EXERCISE INSTRUCTIONS — Wherever the string "text" turns up in the data, copy the whole line.

-- DATA follows --

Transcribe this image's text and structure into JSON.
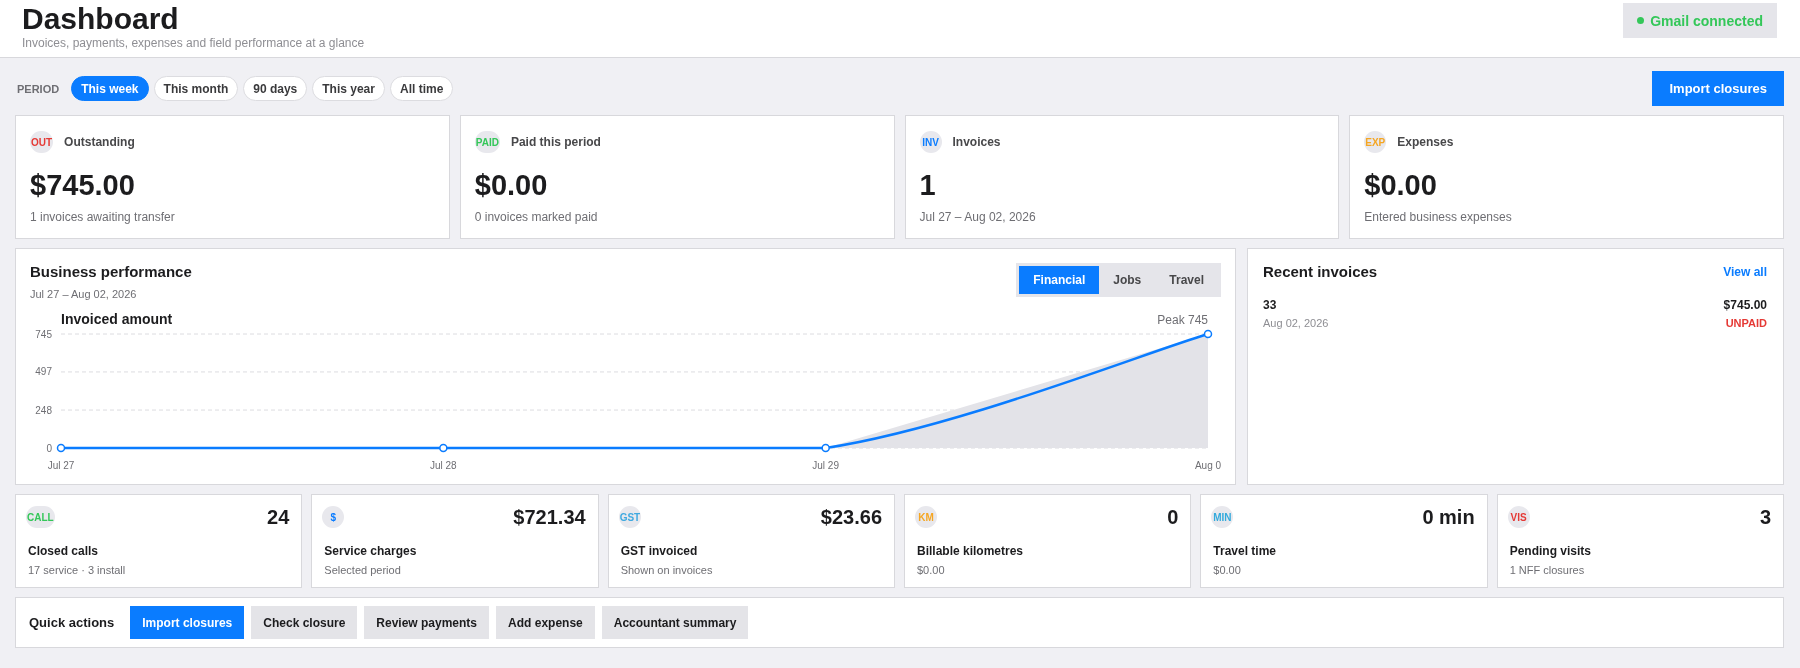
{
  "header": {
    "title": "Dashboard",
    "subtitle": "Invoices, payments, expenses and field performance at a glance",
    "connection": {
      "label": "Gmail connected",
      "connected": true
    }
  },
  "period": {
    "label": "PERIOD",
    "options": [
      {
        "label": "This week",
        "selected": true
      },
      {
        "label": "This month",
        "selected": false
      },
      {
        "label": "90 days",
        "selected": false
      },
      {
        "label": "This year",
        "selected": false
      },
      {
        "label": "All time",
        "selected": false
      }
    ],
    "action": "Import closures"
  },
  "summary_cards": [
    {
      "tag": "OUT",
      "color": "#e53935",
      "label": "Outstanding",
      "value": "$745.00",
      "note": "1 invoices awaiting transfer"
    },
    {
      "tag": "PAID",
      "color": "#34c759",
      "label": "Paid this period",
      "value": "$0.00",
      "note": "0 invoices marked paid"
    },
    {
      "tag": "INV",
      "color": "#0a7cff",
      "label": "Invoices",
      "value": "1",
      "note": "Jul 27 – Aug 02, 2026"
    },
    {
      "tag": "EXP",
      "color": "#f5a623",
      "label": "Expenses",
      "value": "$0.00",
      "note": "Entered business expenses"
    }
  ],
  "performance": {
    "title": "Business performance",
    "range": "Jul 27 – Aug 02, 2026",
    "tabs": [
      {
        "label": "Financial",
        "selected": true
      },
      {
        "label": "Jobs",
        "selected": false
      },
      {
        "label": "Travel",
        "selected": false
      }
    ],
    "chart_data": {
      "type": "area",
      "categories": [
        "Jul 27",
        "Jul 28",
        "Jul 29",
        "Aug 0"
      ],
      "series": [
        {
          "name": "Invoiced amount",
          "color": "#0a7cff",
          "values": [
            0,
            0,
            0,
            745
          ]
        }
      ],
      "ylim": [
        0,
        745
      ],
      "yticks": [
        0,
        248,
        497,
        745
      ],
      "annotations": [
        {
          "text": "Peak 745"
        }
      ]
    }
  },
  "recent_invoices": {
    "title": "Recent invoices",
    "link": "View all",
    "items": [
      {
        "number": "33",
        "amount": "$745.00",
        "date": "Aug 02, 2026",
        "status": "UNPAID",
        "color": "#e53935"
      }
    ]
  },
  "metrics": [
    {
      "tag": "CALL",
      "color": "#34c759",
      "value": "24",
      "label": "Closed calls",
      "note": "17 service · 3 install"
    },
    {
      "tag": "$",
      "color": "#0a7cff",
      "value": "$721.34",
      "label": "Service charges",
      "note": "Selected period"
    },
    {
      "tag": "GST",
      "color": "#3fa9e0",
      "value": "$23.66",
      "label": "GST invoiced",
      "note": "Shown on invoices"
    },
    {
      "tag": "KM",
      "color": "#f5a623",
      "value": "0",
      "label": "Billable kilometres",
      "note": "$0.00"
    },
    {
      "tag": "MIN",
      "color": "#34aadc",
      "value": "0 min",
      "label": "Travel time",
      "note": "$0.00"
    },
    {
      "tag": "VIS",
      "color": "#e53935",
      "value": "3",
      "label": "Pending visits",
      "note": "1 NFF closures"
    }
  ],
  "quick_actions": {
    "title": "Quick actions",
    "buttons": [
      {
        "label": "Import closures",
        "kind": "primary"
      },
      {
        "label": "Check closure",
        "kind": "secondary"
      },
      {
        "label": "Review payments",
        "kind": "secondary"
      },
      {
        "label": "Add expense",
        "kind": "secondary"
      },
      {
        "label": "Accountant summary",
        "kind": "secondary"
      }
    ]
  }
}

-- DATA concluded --

ANSWER TO THIS TASK —
Transcribe this image's text and structure into JSON.
          "text": "Peak 745"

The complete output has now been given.